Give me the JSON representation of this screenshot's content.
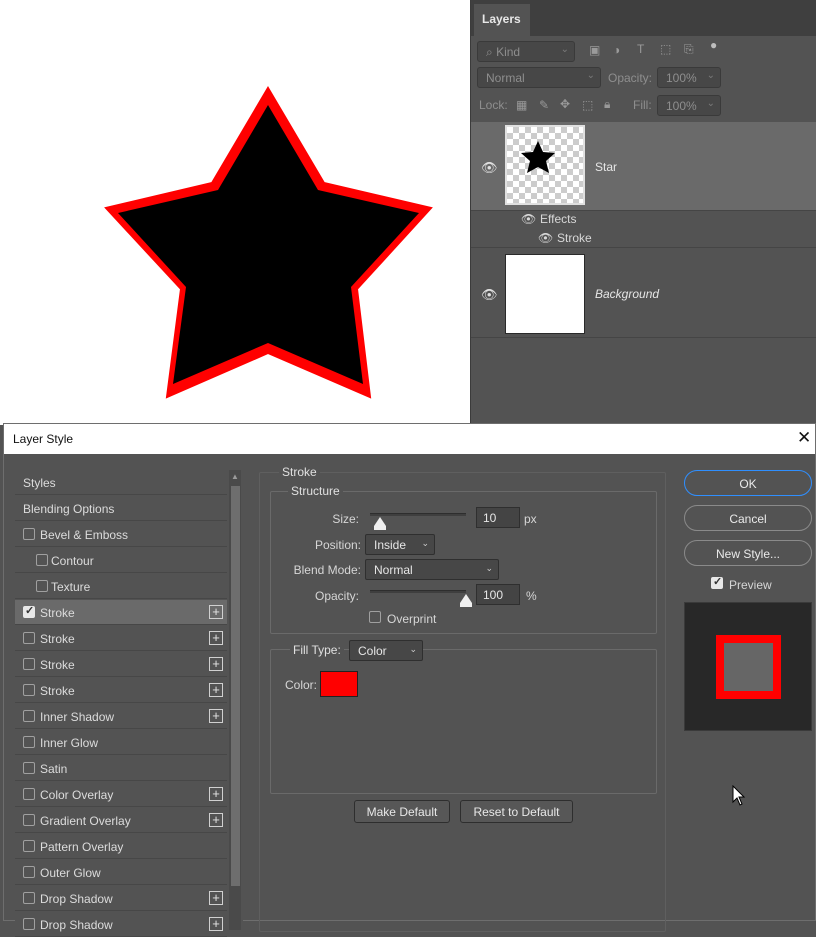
{
  "canvas": {
    "shape": "star",
    "fill_color": "#000000",
    "stroke_color": "#ff0000"
  },
  "layers_panel": {
    "tab_label": "Layers",
    "kind_filter": "Kind",
    "blend_mode": "Normal",
    "opacity_label": "Opacity:",
    "opacity_value": "100%",
    "lock_label": "Lock:",
    "fill_label": "Fill:",
    "fill_value": "100%",
    "layers": [
      {
        "name": "Star",
        "selected": true,
        "effects_label": "Effects",
        "effect": "Stroke"
      },
      {
        "name": "Background",
        "selected": false
      }
    ]
  },
  "dialog": {
    "title": "Layer Style",
    "style_list": [
      {
        "label": "Styles",
        "checkbox": false,
        "plus": false,
        "indent": false
      },
      {
        "label": "Blending Options",
        "checkbox": false,
        "plus": false,
        "indent": false
      },
      {
        "label": "Bevel & Emboss",
        "checkbox": true,
        "checked": false,
        "plus": false,
        "indent": false
      },
      {
        "label": "Contour",
        "checkbox": true,
        "checked": false,
        "plus": false,
        "indent": true
      },
      {
        "label": "Texture",
        "checkbox": true,
        "checked": false,
        "plus": false,
        "indent": true
      },
      {
        "label": "Stroke",
        "checkbox": true,
        "checked": true,
        "plus": true,
        "indent": false,
        "selected": true
      },
      {
        "label": "Stroke",
        "checkbox": true,
        "checked": false,
        "plus": true,
        "indent": false
      },
      {
        "label": "Stroke",
        "checkbox": true,
        "checked": false,
        "plus": true,
        "indent": false
      },
      {
        "label": "Stroke",
        "checkbox": true,
        "checked": false,
        "plus": true,
        "indent": false
      },
      {
        "label": "Inner Shadow",
        "checkbox": true,
        "checked": false,
        "plus": true,
        "indent": false
      },
      {
        "label": "Inner Glow",
        "checkbox": true,
        "checked": false,
        "plus": false,
        "indent": false
      },
      {
        "label": "Satin",
        "checkbox": true,
        "checked": false,
        "plus": false,
        "indent": false
      },
      {
        "label": "Color Overlay",
        "checkbox": true,
        "checked": false,
        "plus": true,
        "indent": false
      },
      {
        "label": "Gradient Overlay",
        "checkbox": true,
        "checked": false,
        "plus": true,
        "indent": false
      },
      {
        "label": "Pattern Overlay",
        "checkbox": true,
        "checked": false,
        "plus": false,
        "indent": false
      },
      {
        "label": "Outer Glow",
        "checkbox": true,
        "checked": false,
        "plus": false,
        "indent": false
      },
      {
        "label": "Drop Shadow",
        "checkbox": true,
        "checked": false,
        "plus": true,
        "indent": false
      },
      {
        "label": "Drop Shadow",
        "checkbox": true,
        "checked": false,
        "plus": true,
        "indent": false
      }
    ],
    "stroke": {
      "section_title": "Stroke",
      "structure_title": "Structure",
      "size_label": "Size:",
      "size_value": "10",
      "size_unit": "px",
      "size_slider": 0.1,
      "position_label": "Position:",
      "position_value": "Inside",
      "blend_label": "Blend Mode:",
      "blend_value": "Normal",
      "opacity_label": "Opacity:",
      "opacity_value": "100",
      "opacity_unit": "%",
      "opacity_slider": 1.0,
      "overprint_label": "Overprint",
      "fill_type_label": "Fill Type:",
      "fill_type_value": "Color",
      "color_label": "Color:",
      "color_value": "#ff0000"
    },
    "make_default": "Make Default",
    "reset_default": "Reset to Default",
    "ok": "OK",
    "cancel": "Cancel",
    "new_style": "New Style...",
    "preview_label": "Preview",
    "preview_checked": true
  }
}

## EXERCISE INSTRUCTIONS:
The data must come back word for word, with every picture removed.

## EXERCISE RESPONSE:
Give me the JSON representation of this screenshot's content.
{
  "canvas": {
    "shape": "star",
    "fill_color": "#000000",
    "stroke_color": "#ff0000"
  },
  "layers_panel": {
    "tab_label": "Layers",
    "kind_filter": "Kind",
    "blend_mode": "Normal",
    "opacity_label": "Opacity:",
    "opacity_value": "100%",
    "lock_label": "Lock:",
    "fill_label": "Fill:",
    "fill_value": "100%",
    "layers": [
      {
        "name": "Star",
        "selected": true,
        "effects_label": "Effects",
        "effect": "Stroke"
      },
      {
        "name": "Background",
        "selected": false
      }
    ]
  },
  "dialog": {
    "title": "Layer Style",
    "style_list": [
      {
        "label": "Styles",
        "checkbox": false,
        "plus": false,
        "indent": false
      },
      {
        "label": "Blending Options",
        "checkbox": false,
        "plus": false,
        "indent": false
      },
      {
        "label": "Bevel & Emboss",
        "checkbox": true,
        "checked": false,
        "plus": false,
        "indent": false
      },
      {
        "label": "Contour",
        "checkbox": true,
        "checked": false,
        "plus": false,
        "indent": true
      },
      {
        "label": "Texture",
        "checkbox": true,
        "checked": false,
        "plus": false,
        "indent": true
      },
      {
        "label": "Stroke",
        "checkbox": true,
        "checked": true,
        "plus": true,
        "indent": false,
        "selected": true
      },
      {
        "label": "Stroke",
        "checkbox": true,
        "checked": false,
        "plus": true,
        "indent": false
      },
      {
        "label": "Stroke",
        "checkbox": true,
        "checked": false,
        "plus": true,
        "indent": false
      },
      {
        "label": "Stroke",
        "checkbox": true,
        "checked": false,
        "plus": true,
        "indent": false
      },
      {
        "label": "Inner Shadow",
        "checkbox": true,
        "checked": false,
        "plus": true,
        "indent": false
      },
      {
        "label": "Inner Glow",
        "checkbox": true,
        "checked": false,
        "plus": false,
        "indent": false
      },
      {
        "label": "Satin",
        "checkbox": true,
        "checked": false,
        "plus": false,
        "indent": false
      },
      {
        "label": "Color Overlay",
        "checkbox": true,
        "checked": false,
        "plus": true,
        "indent": false
      },
      {
        "label": "Gradient Overlay",
        "checkbox": true,
        "checked": false,
        "plus": true,
        "indent": false
      },
      {
        "label": "Pattern Overlay",
        "checkbox": true,
        "checked": false,
        "plus": false,
        "indent": false
      },
      {
        "label": "Outer Glow",
        "checkbox": true,
        "checked": false,
        "plus": false,
        "indent": false
      },
      {
        "label": "Drop Shadow",
        "checkbox": true,
        "checked": false,
        "plus": true,
        "indent": false
      },
      {
        "label": "Drop Shadow",
        "checkbox": true,
        "checked": false,
        "plus": true,
        "indent": false
      }
    ],
    "stroke": {
      "section_title": "Stroke",
      "structure_title": "Structure",
      "size_label": "Size:",
      "size_value": "10",
      "size_unit": "px",
      "size_slider": 0.1,
      "position_label": "Position:",
      "position_value": "Inside",
      "blend_label": "Blend Mode:",
      "blend_value": "Normal",
      "opacity_label": "Opacity:",
      "opacity_value": "100",
      "opacity_unit": "%",
      "opacity_slider": 1.0,
      "overprint_label": "Overprint",
      "fill_type_label": "Fill Type:",
      "fill_type_value": "Color",
      "color_label": "Color:",
      "color_value": "#ff0000"
    },
    "make_default": "Make Default",
    "reset_default": "Reset to Default",
    "ok": "OK",
    "cancel": "Cancel",
    "new_style": "New Style...",
    "preview_label": "Preview",
    "preview_checked": true
  }
}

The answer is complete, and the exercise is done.